We stopped for another lunch at the home of a well-known Ravshan family. There we are presented with a young woman about to get married. Shy, obedient to tradition, the bride refuses to speak to us.
She doesn't even remove the long, pink veil that covers her from the top of her head to her arms, above a glossy yellow dress, full of multicolored sequins.
It is, in fact, rare to lift the face of the single and promised sobriety in which it should be maintained. Even so, as we say goodbye, we get permission to photograph her, in these same ways, together with her mother and another lady of the house, at her bedroom door.
We congratulate the ladies, give them a gift in Sums (Uzbek currency) and point to the center of Nurata.

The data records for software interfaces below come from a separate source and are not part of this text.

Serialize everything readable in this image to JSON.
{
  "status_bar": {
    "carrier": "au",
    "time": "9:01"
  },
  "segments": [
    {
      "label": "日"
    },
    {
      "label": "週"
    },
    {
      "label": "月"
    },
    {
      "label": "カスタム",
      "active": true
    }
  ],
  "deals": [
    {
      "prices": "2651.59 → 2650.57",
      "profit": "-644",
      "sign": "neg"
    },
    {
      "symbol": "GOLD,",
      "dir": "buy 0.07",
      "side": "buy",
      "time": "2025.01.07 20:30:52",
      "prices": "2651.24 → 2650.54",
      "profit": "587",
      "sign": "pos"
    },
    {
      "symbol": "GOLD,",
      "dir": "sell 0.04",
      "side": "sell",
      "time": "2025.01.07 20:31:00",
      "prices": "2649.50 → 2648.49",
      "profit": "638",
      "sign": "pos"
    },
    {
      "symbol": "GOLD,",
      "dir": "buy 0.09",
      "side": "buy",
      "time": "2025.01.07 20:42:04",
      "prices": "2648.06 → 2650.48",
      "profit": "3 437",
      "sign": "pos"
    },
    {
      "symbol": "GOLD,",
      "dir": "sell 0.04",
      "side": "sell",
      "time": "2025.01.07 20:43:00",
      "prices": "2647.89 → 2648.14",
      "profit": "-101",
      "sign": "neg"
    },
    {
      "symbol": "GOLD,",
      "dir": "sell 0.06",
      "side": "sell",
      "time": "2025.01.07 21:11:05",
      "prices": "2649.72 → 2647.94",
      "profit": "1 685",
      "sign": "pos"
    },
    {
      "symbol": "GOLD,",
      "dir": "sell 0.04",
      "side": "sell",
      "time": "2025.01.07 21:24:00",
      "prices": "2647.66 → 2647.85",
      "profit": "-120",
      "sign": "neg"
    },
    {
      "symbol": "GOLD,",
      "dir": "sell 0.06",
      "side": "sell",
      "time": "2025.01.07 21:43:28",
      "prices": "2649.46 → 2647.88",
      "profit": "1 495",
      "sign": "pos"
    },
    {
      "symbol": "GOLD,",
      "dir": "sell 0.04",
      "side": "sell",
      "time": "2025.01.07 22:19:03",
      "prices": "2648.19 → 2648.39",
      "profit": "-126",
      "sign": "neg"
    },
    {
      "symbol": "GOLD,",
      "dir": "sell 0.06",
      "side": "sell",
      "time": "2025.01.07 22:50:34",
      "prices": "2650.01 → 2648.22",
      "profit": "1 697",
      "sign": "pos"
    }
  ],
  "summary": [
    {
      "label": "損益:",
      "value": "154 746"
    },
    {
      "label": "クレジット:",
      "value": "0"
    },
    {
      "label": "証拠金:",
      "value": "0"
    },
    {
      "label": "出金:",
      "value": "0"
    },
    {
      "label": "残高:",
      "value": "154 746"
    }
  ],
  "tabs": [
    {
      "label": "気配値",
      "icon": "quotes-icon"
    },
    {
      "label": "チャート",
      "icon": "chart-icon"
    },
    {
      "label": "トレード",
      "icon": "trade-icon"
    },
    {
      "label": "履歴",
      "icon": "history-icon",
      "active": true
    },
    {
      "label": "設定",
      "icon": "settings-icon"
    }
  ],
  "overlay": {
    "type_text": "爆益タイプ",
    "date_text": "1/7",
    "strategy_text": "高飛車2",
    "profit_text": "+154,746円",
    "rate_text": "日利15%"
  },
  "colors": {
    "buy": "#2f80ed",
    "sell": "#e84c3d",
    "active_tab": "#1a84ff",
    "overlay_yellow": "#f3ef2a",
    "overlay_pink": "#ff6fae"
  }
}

In the Footsteps of Alexander. The big.
Rather than a khan of Mongol origin or descent, Nurata was founded, in 327 BC as Nur, by the adventurous Macedonian king Alexander the Great. To Nurata, Alexander the Great, bequeathed the military fortress from which, despite the many centuries that have passed, shapeless vestiges survive.
Today it is the religious complex of Chashma that we admire from the top of the ruins. Chasma summons the newcomers. Its mosque and crystalline spring full of trout that no one can fish, serve as a preamble to the sacred graves of believers.
At least for those who saw the (later sanctified) son-in-law of the prophet Mohammed hit the ground with his staff and caused a miraculous spring to flow.
We paid them our photographic tribute and tasted the pure water from the local aquarium fountain. Shortly thereafter, we returned to the car and departed for Yangikazkan.
Yangikazkan rises along the western edge of Lake Aydar, the largest in Uzbekistan at 250km by 15km. In recent times, new ecological ger camps have made these stops famous.
We installed ourselves in one of them. Until sunset, we cool off in the lake and ride a camel. During after dinner, around a campfire, we watched an exhibition of popular love songs, played by a picturesque Kazakh musician, under the overcrowded firmament of Central Asia.
The next day, still and always cooked by the Kizilkum brazier, washed down by the poor roads of Uzbekistan, we enter the mythical Samarkand.
More information about Uzbekistan on the respective page of Encyclopaedia Britannica.